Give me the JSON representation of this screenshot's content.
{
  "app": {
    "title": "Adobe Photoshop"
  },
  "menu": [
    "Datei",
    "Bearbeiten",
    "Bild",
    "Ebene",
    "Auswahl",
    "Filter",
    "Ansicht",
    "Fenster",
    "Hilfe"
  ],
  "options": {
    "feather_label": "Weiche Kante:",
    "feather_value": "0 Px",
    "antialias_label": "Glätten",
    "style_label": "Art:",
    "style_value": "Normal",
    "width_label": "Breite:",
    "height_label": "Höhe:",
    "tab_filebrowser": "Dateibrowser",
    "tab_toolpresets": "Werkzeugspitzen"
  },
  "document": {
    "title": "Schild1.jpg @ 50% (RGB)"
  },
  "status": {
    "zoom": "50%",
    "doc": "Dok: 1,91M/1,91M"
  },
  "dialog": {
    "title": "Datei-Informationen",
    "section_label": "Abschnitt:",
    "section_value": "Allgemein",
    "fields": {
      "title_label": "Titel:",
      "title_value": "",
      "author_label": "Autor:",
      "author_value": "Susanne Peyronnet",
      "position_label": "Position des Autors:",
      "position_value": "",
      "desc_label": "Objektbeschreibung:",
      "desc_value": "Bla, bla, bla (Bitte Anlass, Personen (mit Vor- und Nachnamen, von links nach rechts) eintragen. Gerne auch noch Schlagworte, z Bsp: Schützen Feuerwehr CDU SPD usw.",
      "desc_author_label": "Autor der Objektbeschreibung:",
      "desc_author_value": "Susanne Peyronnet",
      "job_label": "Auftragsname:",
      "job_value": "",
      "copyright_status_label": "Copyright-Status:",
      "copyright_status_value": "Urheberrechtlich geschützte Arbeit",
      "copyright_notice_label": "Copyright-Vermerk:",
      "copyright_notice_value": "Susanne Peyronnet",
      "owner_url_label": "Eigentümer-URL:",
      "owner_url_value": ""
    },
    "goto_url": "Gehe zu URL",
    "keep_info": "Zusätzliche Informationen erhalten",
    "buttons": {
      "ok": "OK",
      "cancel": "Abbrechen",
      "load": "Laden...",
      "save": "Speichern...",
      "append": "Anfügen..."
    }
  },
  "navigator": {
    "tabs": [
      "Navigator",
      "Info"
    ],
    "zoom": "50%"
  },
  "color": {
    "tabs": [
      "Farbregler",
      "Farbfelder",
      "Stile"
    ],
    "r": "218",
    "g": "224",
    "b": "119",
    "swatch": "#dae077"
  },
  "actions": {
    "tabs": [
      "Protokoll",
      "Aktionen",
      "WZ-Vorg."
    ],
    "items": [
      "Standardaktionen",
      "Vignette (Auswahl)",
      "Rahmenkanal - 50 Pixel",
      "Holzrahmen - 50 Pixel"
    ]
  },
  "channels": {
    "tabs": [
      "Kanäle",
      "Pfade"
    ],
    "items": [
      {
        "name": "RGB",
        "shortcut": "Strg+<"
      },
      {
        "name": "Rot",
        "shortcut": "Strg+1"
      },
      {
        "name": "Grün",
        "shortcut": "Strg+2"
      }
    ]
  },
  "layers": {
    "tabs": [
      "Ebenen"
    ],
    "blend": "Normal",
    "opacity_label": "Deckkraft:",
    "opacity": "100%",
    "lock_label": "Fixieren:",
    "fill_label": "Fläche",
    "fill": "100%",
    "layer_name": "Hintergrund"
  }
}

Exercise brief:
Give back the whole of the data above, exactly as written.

Your solution:
Give me the JSON representation of this screenshot's content.
{
  "app": {
    "title": "Adobe Photoshop"
  },
  "menu": [
    "Datei",
    "Bearbeiten",
    "Bild",
    "Ebene",
    "Auswahl",
    "Filter",
    "Ansicht",
    "Fenster",
    "Hilfe"
  ],
  "options": {
    "feather_label": "Weiche Kante:",
    "feather_value": "0 Px",
    "antialias_label": "Glätten",
    "style_label": "Art:",
    "style_value": "Normal",
    "width_label": "Breite:",
    "height_label": "Höhe:",
    "tab_filebrowser": "Dateibrowser",
    "tab_toolpresets": "Werkzeugspitzen"
  },
  "document": {
    "title": "Schild1.jpg @ 50% (RGB)"
  },
  "status": {
    "zoom": "50%",
    "doc": "Dok: 1,91M/1,91M"
  },
  "dialog": {
    "title": "Datei-Informationen",
    "section_label": "Abschnitt:",
    "section_value": "Allgemein",
    "fields": {
      "title_label": "Titel:",
      "title_value": "",
      "author_label": "Autor:",
      "author_value": "Susanne Peyronnet",
      "position_label": "Position des Autors:",
      "position_value": "",
      "desc_label": "Objektbeschreibung:",
      "desc_value": "Bla, bla, bla (Bitte Anlass, Personen (mit Vor- und Nachnamen, von links nach rechts) eintragen. Gerne auch noch Schlagworte, z Bsp: Schützen Feuerwehr CDU SPD usw.",
      "desc_author_label": "Autor der Objektbeschreibung:",
      "desc_author_value": "Susanne Peyronnet",
      "job_label": "Auftragsname:",
      "job_value": "",
      "copyright_status_label": "Copyright-Status:",
      "copyright_status_value": "Urheberrechtlich geschützte Arbeit",
      "copyright_notice_label": "Copyright-Vermerk:",
      "copyright_notice_value": "Susanne Peyronnet",
      "owner_url_label": "Eigentümer-URL:",
      "owner_url_value": ""
    },
    "goto_url": "Gehe zu URL",
    "keep_info": "Zusätzliche Informationen erhalten",
    "buttons": {
      "ok": "OK",
      "cancel": "Abbrechen",
      "load": "Laden...",
      "save": "Speichern...",
      "append": "Anfügen..."
    }
  },
  "navigator": {
    "tabs": [
      "Navigator",
      "Info"
    ],
    "zoom": "50%"
  },
  "color": {
    "tabs": [
      "Farbregler",
      "Farbfelder",
      "Stile"
    ],
    "r": "218",
    "g": "224",
    "b": "119",
    "swatch": "#dae077"
  },
  "actions": {
    "tabs": [
      "Protokoll",
      "Aktionen",
      "WZ-Vorg."
    ],
    "items": [
      "Standardaktionen",
      "Vignette (Auswahl)",
      "Rahmenkanal - 50 Pixel",
      "Holzrahmen - 50 Pixel"
    ]
  },
  "channels": {
    "tabs": [
      "Kanäle",
      "Pfade"
    ],
    "items": [
      {
        "name": "RGB",
        "shortcut": "Strg+<"
      },
      {
        "name": "Rot",
        "shortcut": "Strg+1"
      },
      {
        "name": "Grün",
        "shortcut": "Strg+2"
      }
    ]
  },
  "layers": {
    "tabs": [
      "Ebenen"
    ],
    "blend": "Normal",
    "opacity_label": "Deckkraft:",
    "opacity": "100%",
    "lock_label": "Fixieren:",
    "fill_label": "Fläche",
    "fill": "100%",
    "layer_name": "Hintergrund"
  }
}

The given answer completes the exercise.